Sooner or later, many good ideas come to an end, or well-intended bad ideas run their course. This is simply the natural order of things, which we can observe in the natural world all around us.
However, when a business partnership ends, it is important to properly dissolve it in the legal sense, to avoid unnecessary complications. For many partners, dissolving a business is similar to a divorce, because it is legally simple to get into both marriages and partnerships, and much more complicated to get out of them.
If you and your partner are at the point where you must part ways, at least as business partners, then you must do everything in your power to make sure that the whole process is thorough and well thought out.
This may be much different than the way you got into the partnership, especially if it began as a dream in a garage rather than planned and plotted by a team of attorneys. A strong legal strategy for your "business divorce" will serve your interests both in the short term and in the long run, protecting your rights and priorities while you wind down the business, and ensuring that you don't remain tied to a sinking ship months or years down the road.
Understand the nature of your partnership
Before you jump into dissolving your partnership, take a thorough look at your partnership agreement. While written agreements are not always used, most partnerships draft an agreement near the beginning of the business to protect both parties and lay out what each party can expect from dissolution. Once you understand what your partnership agreement has to say about dissolution, you can plan out how to meet these requirements.
In some cases, a partnership may form without any physical partnership agreement, in which case there is no specific course of action you must take to begin dissolution other than notifying your partner. Even if this is the case, it is usually wise to discuss the matter in detail with your partner, at least once you understand your rights and how to keep them secure.
Once you satisfy any existing partnership agreement, you should file dissolution papers with the state of New Jersey (or the state where you operate the business), so that you have legal grounds to prove that the partnership is truly over. In some instances involving lingering business debts, this is a very important step.
Settle the score and move on
Unless you are very fortunate, it is likely that you have a number of loose ends to tie up for the business, vendors, clients, suppliers, contractors, and many other parties that you work with.
It is important that all of the parties that work with your company understand clearly that your partnership is over. Do not put off notifying anyone who may have a vested interest in knowing, especially if you hold an account with them. Dissolving your partnership typically does not wipe away debts, so make sure that you settle these in some way before closing the doors completely.

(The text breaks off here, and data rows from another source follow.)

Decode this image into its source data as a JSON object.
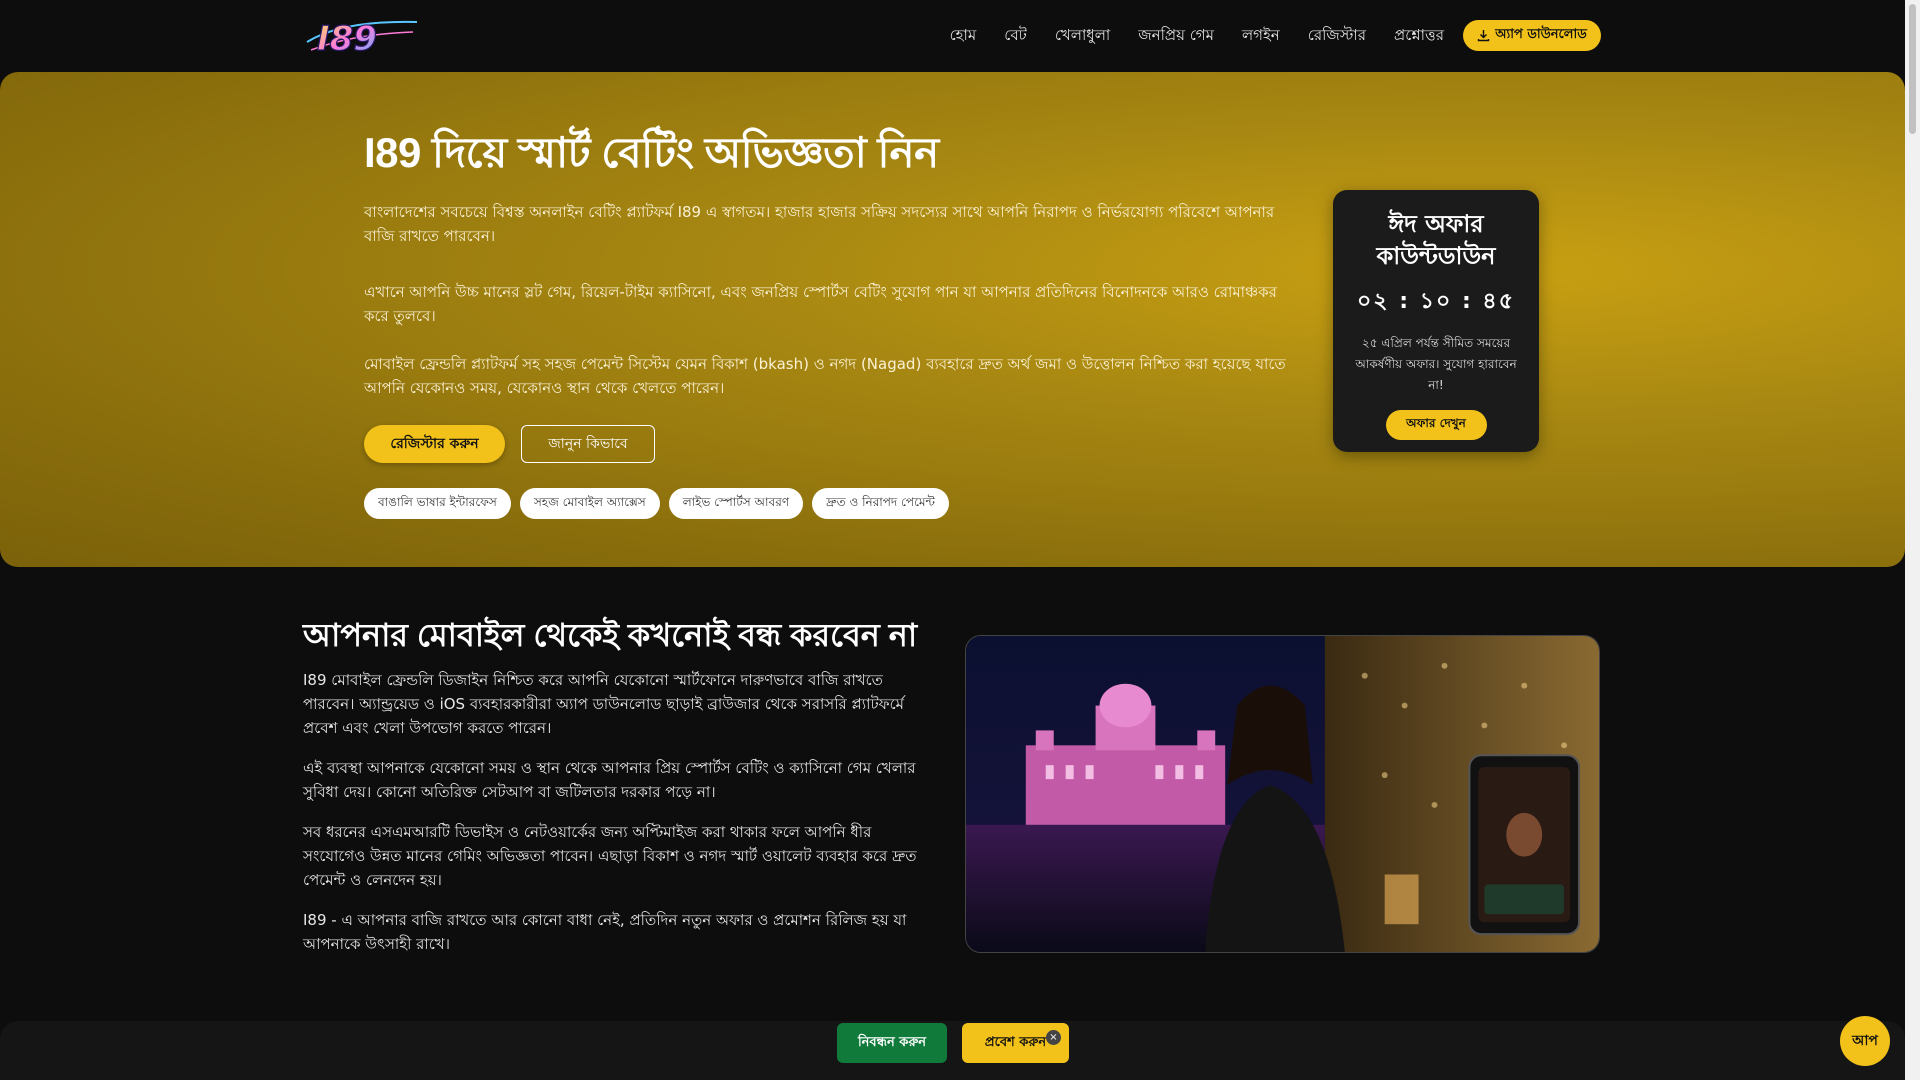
{
  "header": {
    "logo_text": "I89",
    "nav": [
      "হোম",
      "বেট",
      "খেলাধুলা",
      "জনপ্রিয় গেম",
      "লগইন",
      "রেজিস্টার",
      "প্রশ্নোত্তর"
    ],
    "download_label": "অ্যাপ ডাউনলোড",
    "download_icon": "download-icon"
  },
  "hero": {
    "title": "I89 দিয়ে স্মার্ট বেটিং অভিজ্ঞতা নিন",
    "p1": "বাংলাদেশের সবচেয়ে বিশ্বস্ত অনলাইন বেটিং প্ল্যাটফর্ম I89 এ স্বাগতম। হাজার হাজার সক্রিয় সদস্যের সাথে আপনি নিরাপদ ও নির্ভরযোগ্য পরিবেশে আপনার বাজি রাখতে পারবেন।",
    "p2": "এখানে আপনি উচ্চ মানের স্লট গেম, রিয়েল-টাইম ক্যাসিনো, এবং জনপ্রিয় স্পোর্টস বেটিং সুযোগ পান যা আপনার প্রতিদিনের বিনোদনকে আরও রোমাঞ্চকর করে তুলবে।",
    "p3": "মোবাইল ফ্রেন্ডলি প্ল্যাটফর্ম সহ সহজ পেমেন্ট সিস্টেম যেমন বিকাশ (bkash) ও নগদ (Nagad) ব্যবহারে দ্রুত অর্থ জমা ও উত্তোলন নিশ্চিত করা হয়েছে যাতে আপনি যেকোনও সময়, যেকোনও স্থান থেকে খেলতে পারেন।",
    "register_label": "রেজিস্টার করুন",
    "learn_label": "জানুন কিভাবে",
    "tags": [
      "বাঙালি ভাষার ইন্টারফেস",
      "সহজ মোবাইল অ্যাক্সেস",
      "লাইভ স্পোর্টস আবরণ",
      "দ্রুত ও নিরাপদ পেমেন্ট"
    ]
  },
  "countdown": {
    "title": "ঈদ অফার কাউন্টডাউন",
    "timer": "০২ : ১০ : ৪৫",
    "text": "২৫ এপ্রিল পর্যন্ত সীমিত সময়ের আকর্ষণীয় অফার। সুযোগ হারাবেন না!",
    "button_label": "অফার দেখুন"
  },
  "mobile": {
    "title": "আপনার মোবাইল থেকেই কখনোই বন্ধ করবেন না",
    "p1": "I89 মোবাইল ফ্রেন্ডলি ডিজাইন নিশ্চিত করে আপনি যেকোনো স্মার্টফোনে দারুণভাবে বাজি রাখতে পারবেন। অ্যান্ড্রয়েড ও iOS ব্যবহারকারীরা অ্যাপ ডাউনলোড ছাড়াই ব্রাউজার থেকে সরাসরি প্ল্যাটফর্মে প্রবেশ এবং খেলা উপভোগ করতে পারেন।",
    "p2": "এই ব্যবস্থা আপনাকে যেকোনো সময় ও স্থান থেকে আপনার প্রিয় স্পোর্টস বেটিং ও ক্যাসিনো গেম খেলার সুবিধা দেয়। কোনো অতিরিক্ত সেটআপ বা জটিলতার দরকার পড়ে না।",
    "p3": "সব ধরনের এসএমআরটি ডিভাইস ও নেটওয়ার্কের জন্য অপ্টিমাইজ করা থাকার ফলে আপনি ধীর সংযোগেও উন্নত মানের গেমিং অভিজ্ঞতা পাবেন। এছাড়া বিকাশ ও নগদ স্মার্ট ওয়ালেট ব্যবহার করে দ্রুত পেমেন্ট ও লেনদেন হয়।",
    "p4": "I89 - এ আপনার বাজি রাখতে আর কোনো বাধা নেই, প্রতিদিন নতুন অফার ও প্রমোশন রিলিজ হয় যা আপনাকে উৎসাহী রাখে।"
  },
  "sticky": {
    "register_label": "নিবন্ধন করুন",
    "login_label": "প্রবেশ করুন",
    "close": "×"
  },
  "chat": {
    "label": "আপ"
  },
  "colors": {
    "accent": "#f2c21a",
    "hero": "#a88812",
    "dark": "#0d0d0d",
    "green": "#0f7a3a"
  }
}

A strong legal strategy that addresses each side of your business's needs and obligations can help your business dissolution go smoothly and give you the tools you need to transition into the next season, with whatever it may bring.